One needs to separate myth vs. reality with all due respect to prospect. Myth about the end result, myth about ERP software implementation being a short term affair, a click on/click-off affair or a panacea for all ills. One must explain that ERP implementation is a partnership and not a responsibility of the vendor alone where customer can sit back till he/she is handed over the keys to the new structure! Most of the ERP software implementation fail due to this misconception.
5. Technology vs Usability
New technologies offer so many varied options that they look very attractive to the user and he/she gets blown away. But, vendor may not explain that many of these would require vendor support at a cost. These are shown as off-the-shelf facilities that require no user skill, which is far from truth. There are options that mean nothing in actual usage, or such that their set up would make software usage very complex. Specially in new user organization, software has to be simple and easy to use.
New technologies also allow very good cosmetics onto the ERP software. A new vendor may be good on such a cosmetic show but low on depth of ERP understanding. Thus, user may end up buying a flashy car with defective engine.
6. Understanding customer mindset – brand vs. functionality vs cost. Trade off between brand-functions-cost
Here again, there is a challenge for the vendor to bring the prospect to a trade-off between brand (meaning paying high premium for name, paying for functionalities that the organization does not require) and the cost. A prospect may say, there is no budget constraint for buying ERP software, but in reality there is always a trade-off between budgets and value of the software in terms of actual delivery of requirements.
7. Real decision maker vs. Shadow decision makers – challenge of finding the real one
There is a gap between the expectations of line-user, middle tier user and the top management. Ultimately, ERP is the tool for management and not the line user. Line user has to make vouchers – on what media is immaterial. Based on where and how the entry is made, the top management will get results out of the ERP software. ERP is a tool more for the management than for the line-user. Thus, the presentation of the ERP software varies hugely depending on who is looking at it. Thus, vendor representative must take care that he/she reaches the real decision maker of the organization to understand his/her requirements and building an equation with this person, else one may end up working on people who have no relevance in final decision making or making a presentation about how to use the ERP while the decision maker may be more concerned about the final outcome and reliability of the ERP vendor.
8. Presenting the solution in the context and language that customer wishes

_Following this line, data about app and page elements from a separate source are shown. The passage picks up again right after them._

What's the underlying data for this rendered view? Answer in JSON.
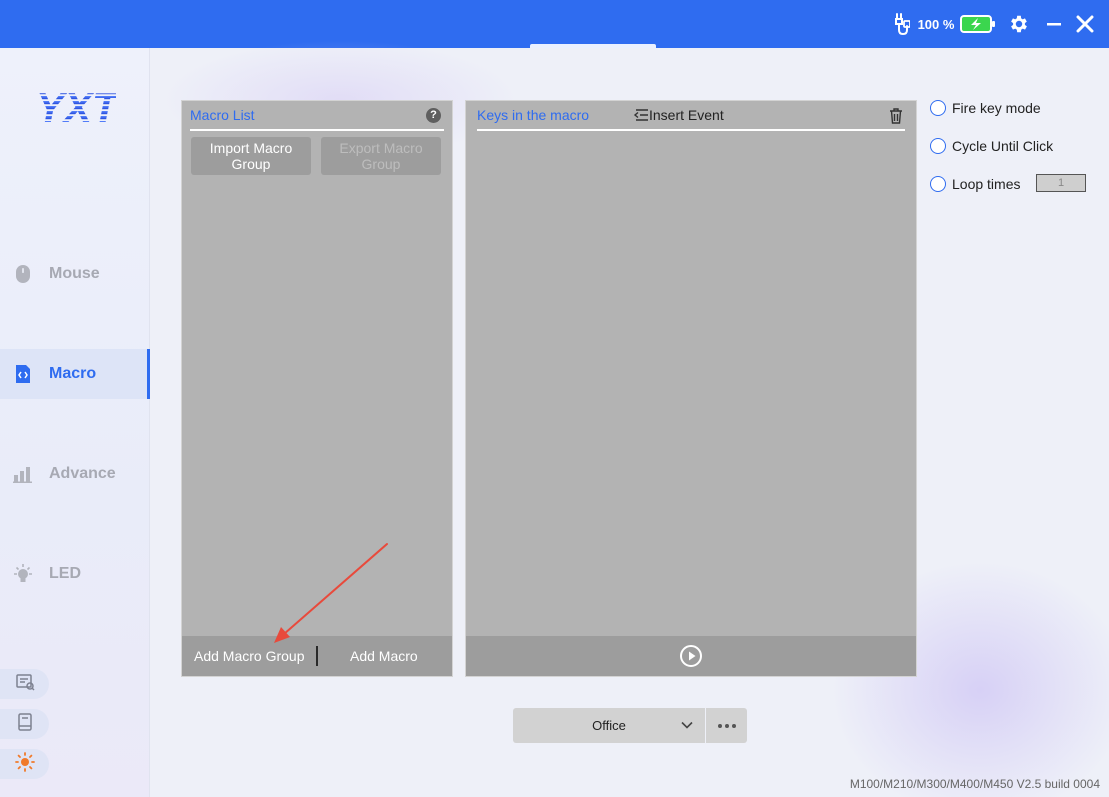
{
  "titlebar": {
    "battery_percent": "100 %",
    "battery_level": 1.0,
    "icons": [
      "usb-cable-icon",
      "battery-charging-icon",
      "gear-icon",
      "minimize-icon",
      "close-icon"
    ]
  },
  "sidebar": {
    "logo_text": "YXT",
    "items": [
      {
        "label": "Mouse",
        "icon": "mouse-icon",
        "active": false
      },
      {
        "label": "Macro",
        "icon": "macro-file-icon",
        "active": true
      },
      {
        "label": "Advance",
        "icon": "bar-chart-icon",
        "active": false
      },
      {
        "label": "LED",
        "icon": "bulb-icon",
        "active": false
      }
    ],
    "quick_icons": [
      "feedback-icon",
      "manual-book-icon",
      "sun-theme-icon"
    ]
  },
  "macro_list": {
    "title": "Macro List",
    "help_icon": "?",
    "import_label": "Import Macro Group",
    "export_label": "Export Macro Group",
    "add_group_label": "Add Macro Group",
    "add_macro_label": "Add Macro"
  },
  "keys_panel": {
    "title": "Keys in the macro",
    "insert_label": "Insert Event",
    "icons": [
      "insert-event-icon",
      "trash-icon",
      "play-icon"
    ]
  },
  "options": {
    "fire_key_mode": "Fire key mode",
    "cycle_until_click": "Cycle Until Click",
    "loop_times": "Loop times",
    "loop_value": "1"
  },
  "profile": {
    "selected": "Office"
  },
  "version": "M100/M210/M300/M400/M450 V2.5 build 0004",
  "colors": {
    "accent": "#2f6cf0",
    "panel_gray": "#b3b3b3",
    "footer_gray": "#9d9d9d",
    "annotation_arrow": "#e84a3c"
  }
}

Every organization has a culture and working idiom. The vendor representative needs to absorb this and make a presentation that gels with their culture and working style. Only then can he create a positive impression that may lead him/her to the final closure.
If the buying / selling of an ERP software follows an honest and ethical effort by both ERP vendor as well as prospects, the implementation will be successful and deal will offer returns to both.

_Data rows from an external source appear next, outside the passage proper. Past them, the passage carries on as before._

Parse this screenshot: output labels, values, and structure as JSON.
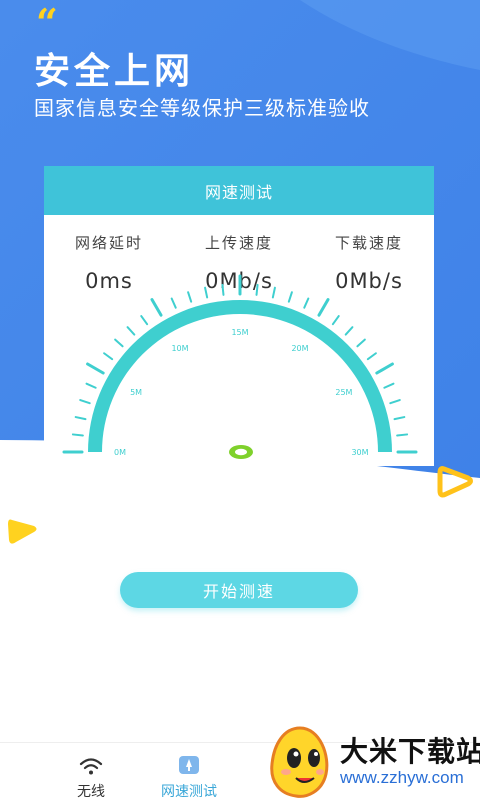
{
  "colors": {
    "hero_blue": "#4d8fec",
    "card_header": "#3fc3d9",
    "gauge_teal": "#3fcfcf",
    "needle": "#7fd12c",
    "button": "#5dd7e4",
    "accent_yellow": "#ffd21f"
  },
  "hero": {
    "quote_mark": "“",
    "title": "安全上网",
    "subtitle": "国家信息安全等级保护三级标准验收"
  },
  "card": {
    "header": "网速测试",
    "stats": [
      {
        "label": "网络延时",
        "value": "0ms"
      },
      {
        "label": "上传速度",
        "value": "0Mb/s"
      },
      {
        "label": "下载速度",
        "value": "0Mb/s"
      }
    ]
  },
  "gauge": {
    "min": 0,
    "max": 30,
    "current": 0,
    "scale_labels": [
      "0M",
      "5M",
      "10M",
      "15M",
      "20M",
      "25M",
      "30M"
    ]
  },
  "start_button": {
    "label": "开始测速"
  },
  "bottom_nav": {
    "items": [
      {
        "label": "无线",
        "icon": "wifi-icon",
        "active": false
      },
      {
        "label": "网速测试",
        "icon": "speed-test-icon",
        "active": true
      },
      {
        "label": "",
        "icon": "more-icon",
        "active": false
      }
    ]
  },
  "watermark": {
    "title": "大米下载站",
    "url": "www.zzhyw.com"
  }
}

About the Author
Ratan Sharda is Chief Consultant with ESS. He has a rich industry experience of over 33 years, of which 21 years have been in IT. His domain since last 15 years has been ERP. He brings along with this his years of rich experience in textile manufacturing and marketing, dairy, packaging, publishing and printing. He is a postgraduate in Economics from Mumbai University , having graduated from St. Xaviers College.